Even in the 21st Century, every year on the 1st May, village folk gather around maypoles to honour the ancient festival of Beltane. So let’s talk about what it means, and how to celebrate it.
Beltane is one of eight points on the Celtic Wheel of the Year, each point marking the gateway into a new season. May 1st is the gateway from Spring to Summer and it is the festival of creation! It is the time when the earth’s energy is at its strongest and most potent. Conception and fertility are all around. It is when the Maiden Goddess comes to fullness and takes a lover in order to give birth to new life and abundance for the coming months. All around is growth and renewal and it’s the time to lay down plans for the future.
For Pagans, Wiccans, and other folks who see themselves closely tied to the Earth and its seasonal changes, the points on the wheel are celebrated with as much vim and vigour as the festivals on any other religious calendar. This one in particular sends folks into a bit of a frenzy as Beltane really is a high energy festival.
Beltane is a Celtic word meaning fires of Bel (a Celtic deity) and like most Pagan festivals it is firmly rooted in the land and the requirements of the people living on it. It marks the start of the farming season and lots of the rituals performed at this festival were about hope for a plentiful and abundant year.

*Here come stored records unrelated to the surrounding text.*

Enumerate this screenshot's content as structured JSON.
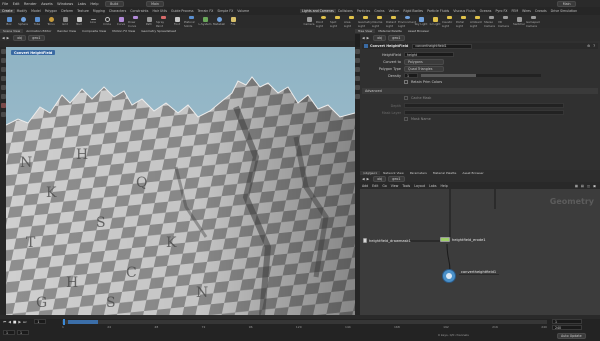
{
  "menu": [
    "File",
    "Edit",
    "Render",
    "Assets",
    "Windows",
    "Labs",
    "Help"
  ],
  "desktop": "Build",
  "scene_dropdown": "Main",
  "search_placeholder": "",
  "shelf_tabs": [
    "Create",
    "Modify",
    "Model",
    "Polygon",
    "Deform",
    "Texture",
    "Rigging",
    "Characters",
    "Constraints",
    "Hair Utils",
    "Guide Process",
    "Terrain FX",
    "Simple FX",
    "Volume"
  ],
  "shelf_tabs_right": [
    "Lights and Cameras",
    "Collisions",
    "Particles",
    "Grains",
    "Vellum",
    "Rigid Bodies",
    "Particle Fluids",
    "Viscous Fluids",
    "Oceans",
    "Pyro FX",
    "FEM",
    "Wires",
    "Crowds",
    "Drive Simulation"
  ],
  "tools": [
    "Box",
    "Sphere",
    "Tube",
    "Torus",
    "Grid",
    "Null",
    "Line",
    "Circle",
    "Curve",
    "Draw Curve",
    "Path",
    "Spray Paint",
    "Font",
    "Platonic Solids",
    "L-System",
    "Metaball",
    "File"
  ],
  "tools_right": [
    "Camera",
    "Point Light",
    "Spot Light",
    "Area Light",
    "Geometry Light",
    "Volume Light",
    "Distant Light",
    "Environment Light",
    "Sky Light",
    "GI Light",
    "Caustic Light",
    "Portal Light",
    "Ambient Light",
    "Stereo Camera",
    "VR Camera",
    "Switcher",
    "Gamepad Camera"
  ],
  "context_bar": {
    "left": "obj",
    "node": "geo1"
  },
  "left_tabs": [
    "Scene View",
    "Animation Editor",
    "Render View",
    "Composite View",
    "Motion FX View",
    "Geometry Spreadsheet"
  ],
  "right_tabs": [
    "Tree View",
    "Material Palette",
    "Asset Browser"
  ],
  "viewport_label": "Convert HeightField",
  "param_panel": {
    "node_type": "Convert HeightField",
    "node_name": "convertheightfield1",
    "rows": [
      {
        "label": "HeightField",
        "value": "height"
      },
      {
        "label": "Convert to",
        "value": "Polygons"
      },
      {
        "label": "Polygon Type",
        "value": "Quad Triangles"
      },
      {
        "label": "Density",
        "value": "1"
      }
    ],
    "checkbox_label": "Retain Prim Colors",
    "section": "Advanced",
    "section_rows": [
      "Cache Mask",
      "Depth",
      "Mask Layer",
      "Mask Name"
    ]
  },
  "network": {
    "tabs": [
      "/obj/geo1",
      "Network View",
      "Parameters",
      "Material Palette",
      "Asset Browser"
    ],
    "menu": [
      "Add",
      "Edit",
      "Go",
      "View",
      "Tools",
      "Layout",
      "Labs",
      "Help"
    ],
    "watermark": "Geometry",
    "nodes": [
      {
        "name": "heightfield_erode1"
      },
      {
        "name": "heightfield_drawmask1"
      },
      {
        "name": "convertheightfield1"
      }
    ]
  },
  "timeline": {
    "frame": "1",
    "start": "1",
    "end": "240",
    "ticks": [
      "24",
      "48",
      "72",
      "96",
      "120",
      "144",
      "168",
      "192",
      "216",
      "240"
    ],
    "right_fields": [
      "1",
      "240"
    ],
    "keys_label": "0 keys, 0/0 channels",
    "auto_update": "Auto Update"
  },
  "colors": {
    "accent": "#3a6aa3",
    "selected_node": "#f2e94e"
  }
}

Beltane, as the name suggests, is a fire festival and much fun can be had making (safe please!) fires to jump over to honour the day. Fire was thought to cleanse and purify but also to increase fertility, which is very much the theme of this festival. Yes folks, this is the sexy festival! If you have ever been to a May Day celebration, you will have seen the sexual imagery at play in the Maypole and the maidens dancing around it. Traditionally, couples would go ‘A-Maying’, in order to honour the marriage of the god and goddess as May Queen and May King. They would spend the night partying and having sex in the woods and come home bringing armfuls of new growth of Hawthorn blossom to dress their homes. Youth of yesteryear huh?!
For this reason, this is a very traditional time of the year for Pagans to get married or have handfasting ceremonies. I love the handfasting tradition and is one I do every year with my husband. Although these days marriages tend to be a commitment for life, traditionally a handfasting was for a year and a day. After this time, you can recommit and have a party all over again…..now I’m seeing why I dig this so much…..or part ways with no hard feelings. A much healthier and more romantic way to commit to someone in my opinion.
So if the pagan way of life resonates with you – and by that I mean, if you feel a deep connection to the earth and it’s cycles and feel you would like to honour it, the most important question is – how to celebrate Beltane? Here are some of my personal favourites:
- Make a fire pit and jump over it
- Handfast with your loved one
- Make wishes for the coming year, use a piece of coloured ribbon to represent the wish, and tie the ribbon to a tree
- Stay out all night and party on!
- Make hawthorn brandy – this May blossoming tree not only has magical properties relating to fertility, protection and happiness but is also incredibly medicinal. All parts of the plant can be used as medicine for digestive issues, to regulate blood pressure, to reduce anxiety and improve heart health!
- Rise at dawn and go and watch the sunrise. Take some time to listen to the dawn chorus of birds all waking up to this magical day
- Make Beltane Breakfast Juice by adding fresh dandelion flowers into warmed orange juice with added lemon and honey